Wat Phra Kaew, better known as the Temple of the Emerald Buddha (Wat Phra Si Ratana Satsadaram), is located within a separate complex in the compound of the Grand Palace that was consecrated in 1982.
The 945,000 square meter ground encompass over 100 buildings that represent more than 200 years of royal history and architectural experimentation. Most of the architecture, royal or sacred, can be classified Ratanakosin or old Bangkok style, with minor variations such as the Emerald Buddha for which Wat Phra Keaw is named.
Supposedly this is Thailand’s holiest shrine and visitors from all over the world come here to see the impressive statue of the Emerald Buddha and the compounds beautiful and breathtaking architectures.
Attractions – what to see
Wat Phra Kaew’s main attraction is the statue of the Emerald Buddha which lies within the Grand Palace, displayed in a huge bot built expressly to house the diminutive figure. The statue is placed on top of a huge golden altar right in the center of the temple, measuring just 66cm, dark and made of green jasper.
It is interesting to note the seasonal change of the statue’s dress. Like many other Buddha statues in Thailand, the Emerald Buddha is covered in a seasonal costume – one to be worn in the hot season and one for the rainy season.
It was King Rama I, when he moved to new Thai capital in Bangkok, who had these two royal robes made for it. Later, King Rama III added another seasonal robe to be worn in the cool season. These three robes are still solemnly changed at the beginning of each season by the king himself.
It is told that there are miracles associated with the Emerald Buddha, which makes it a more holy place enhancing the reputation of Wat Phra Kaew. The temple is visited by thousands of Buddhists who pay their respects in front of the image of Buddha here, considered so holy.
What Phra Keaw is also a visual treat for visitors interested in Thai tradition and architecture. Some of the finest examples of Buddhist sculpture, painting, architecture and decoration can be discovered here. The portico surrounding the shrine shows finest art of work of Thai craftsmanship.
The walls inside the compound have decorated ornate murals which have pictorial depictions of the Ramakien, the Thai national epic. To the north of the library, within the palace grounds, is a model of Angkor Wat, which is supposed to be the most sacred of Cambodian shrines in Thailand.
For those who want to learn more and get a deeper insight into the temple’s Emerald Buddha and the temple itself have the opportunity to take a guided tour for a better understanding of ancient Buddhist culture and history. Tickets can be purchased directly at the entrance.
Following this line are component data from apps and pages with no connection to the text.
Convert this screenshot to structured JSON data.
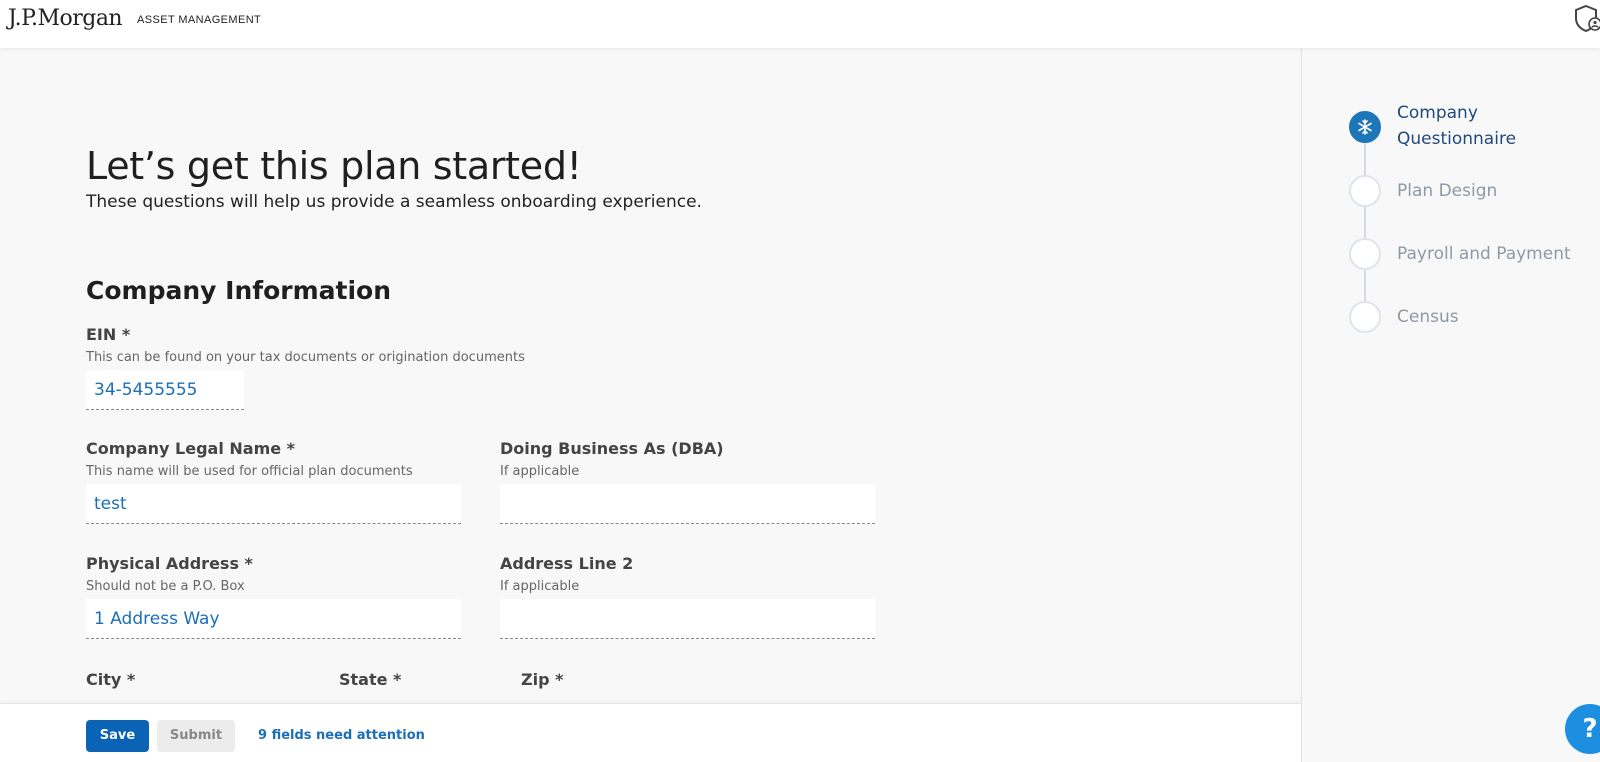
{
  "header": {
    "brand": "J.P.Morgan",
    "brand_sub": "ASSET MANAGEMENT"
  },
  "hero": {
    "title": "Let’s get this plan started!",
    "subtitle": "These questions will help us provide a seamless onboarding experience."
  },
  "section": {
    "title": "Company Information"
  },
  "fields": {
    "ein": {
      "label": "EIN *",
      "help": "This can be found on your tax documents or origination documents",
      "value": "34-5455555"
    },
    "legal_name": {
      "label": "Company Legal Name *",
      "help": "This name will be used for official plan documents",
      "value": "test"
    },
    "dba": {
      "label": "Doing Business As (DBA)",
      "help": "If applicable",
      "value": ""
    },
    "address": {
      "label": "Physical Address *",
      "help": "Should not be a P.O. Box",
      "value": "1 Address Way"
    },
    "address2": {
      "label": "Address Line 2",
      "help": "If applicable",
      "value": ""
    },
    "city": {
      "label": "City *"
    },
    "state": {
      "label": "State *"
    },
    "zip": {
      "label": "Zip *"
    }
  },
  "footer": {
    "save_label": "Save",
    "submit_label": "Submit",
    "attention_text": "9 fields need attention"
  },
  "steps": [
    {
      "label_line1": "Company",
      "label_line2": "Questionnaire",
      "active": true
    },
    {
      "label": "Plan Design",
      "active": false
    },
    {
      "label": "Payroll and Payment",
      "active": false
    },
    {
      "label": "Census",
      "active": false
    }
  ],
  "help_button": {
    "label": "?"
  },
  "colors": {
    "primary": "#0b63b6",
    "link": "#1a6fb8",
    "step_active": "#1d76b8"
  }
}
History of Wat Phra Kaew
It is believed that the statue of the Emerald Buddha within this shrine had its origins from Sri Lanka. Art historians though are of the belief that the statue was a product of the 14th-century Thai architecture.
Construction work for this temple has started in 1782, coinciding with the year of foundation of Bangkok.
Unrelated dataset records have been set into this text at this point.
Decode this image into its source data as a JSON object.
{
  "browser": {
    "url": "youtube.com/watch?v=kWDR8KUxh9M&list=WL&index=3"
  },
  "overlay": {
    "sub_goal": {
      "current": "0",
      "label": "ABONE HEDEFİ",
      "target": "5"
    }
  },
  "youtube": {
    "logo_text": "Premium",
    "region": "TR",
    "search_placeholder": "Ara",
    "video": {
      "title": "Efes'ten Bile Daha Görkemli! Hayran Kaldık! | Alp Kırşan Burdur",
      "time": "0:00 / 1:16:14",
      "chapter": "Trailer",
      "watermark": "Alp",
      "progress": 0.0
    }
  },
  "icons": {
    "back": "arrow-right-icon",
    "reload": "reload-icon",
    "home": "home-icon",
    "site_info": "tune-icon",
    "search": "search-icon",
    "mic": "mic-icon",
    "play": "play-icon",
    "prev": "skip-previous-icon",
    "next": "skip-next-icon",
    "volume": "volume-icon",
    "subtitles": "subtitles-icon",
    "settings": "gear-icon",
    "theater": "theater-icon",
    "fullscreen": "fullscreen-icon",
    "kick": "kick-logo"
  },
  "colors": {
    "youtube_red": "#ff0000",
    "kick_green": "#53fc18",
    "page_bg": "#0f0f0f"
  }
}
The main statue is in Emerald; it is 66 cm tall made of jadeite and supposedly the most sacred of all Buddha images made in Thailand.
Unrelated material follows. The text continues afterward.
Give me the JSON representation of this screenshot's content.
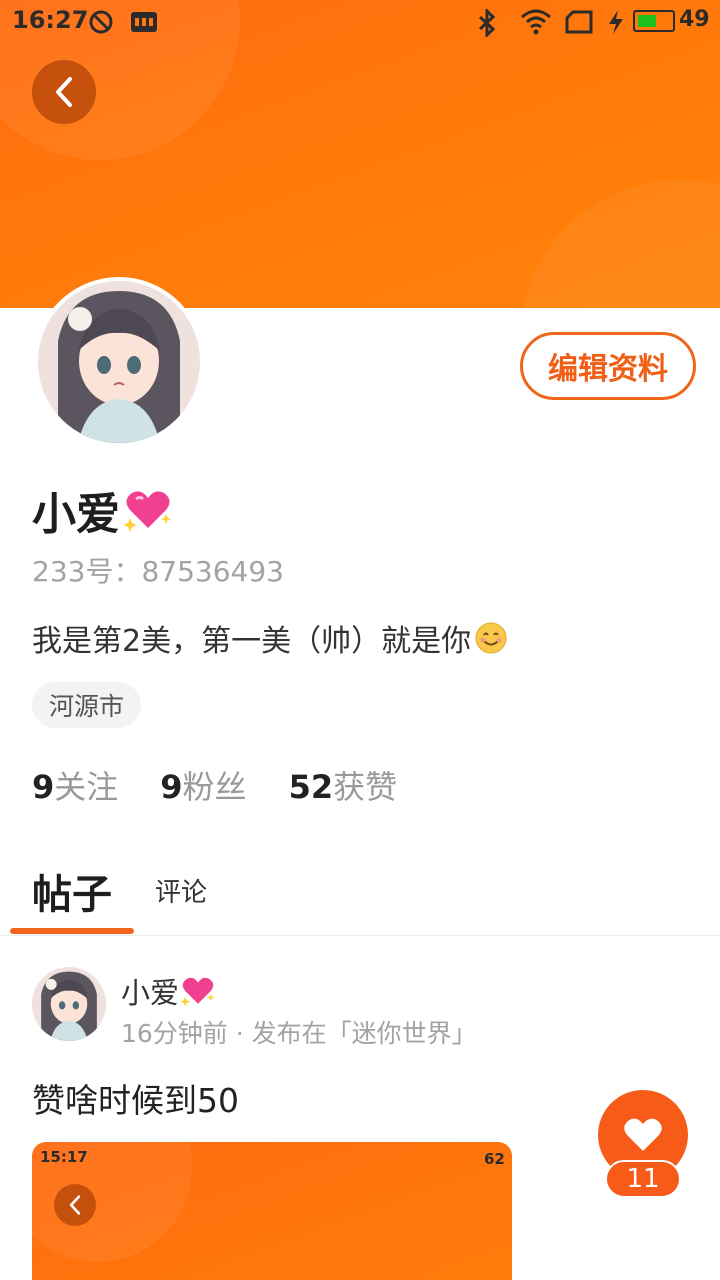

After traveling through several hands and several places finally in 1784, King Rama I reinstalled the precious image of the Emerald Buddha in the present temple. The temple is a symbol of Thai reverence and tradition since then.
The image and the shrine were also supposed to reinstate the dynastic rule of the Chakri dynasty in Thailand.
Appropriate clothing is mandatory. No tank tops, shorts and sandals (unless with socks) are allowed within the compound. A clothing service booth is available for visitors that are improperly dressed.
No photographs are allowed inside the Emerald Buddha Chapel.
It is advised to ignore people calming the museum is closed for ‘Buddhist holiday’ or any other reasons, and asking if you would like to see another place instead. They are most probably part of the sophisticated gem and jewelry scam.
Opening Time: 8.00am – 5.00pm
Entrance Fee: 100 Baht per person
Location: Phra Nakhon
Phone Number: 02-225-9595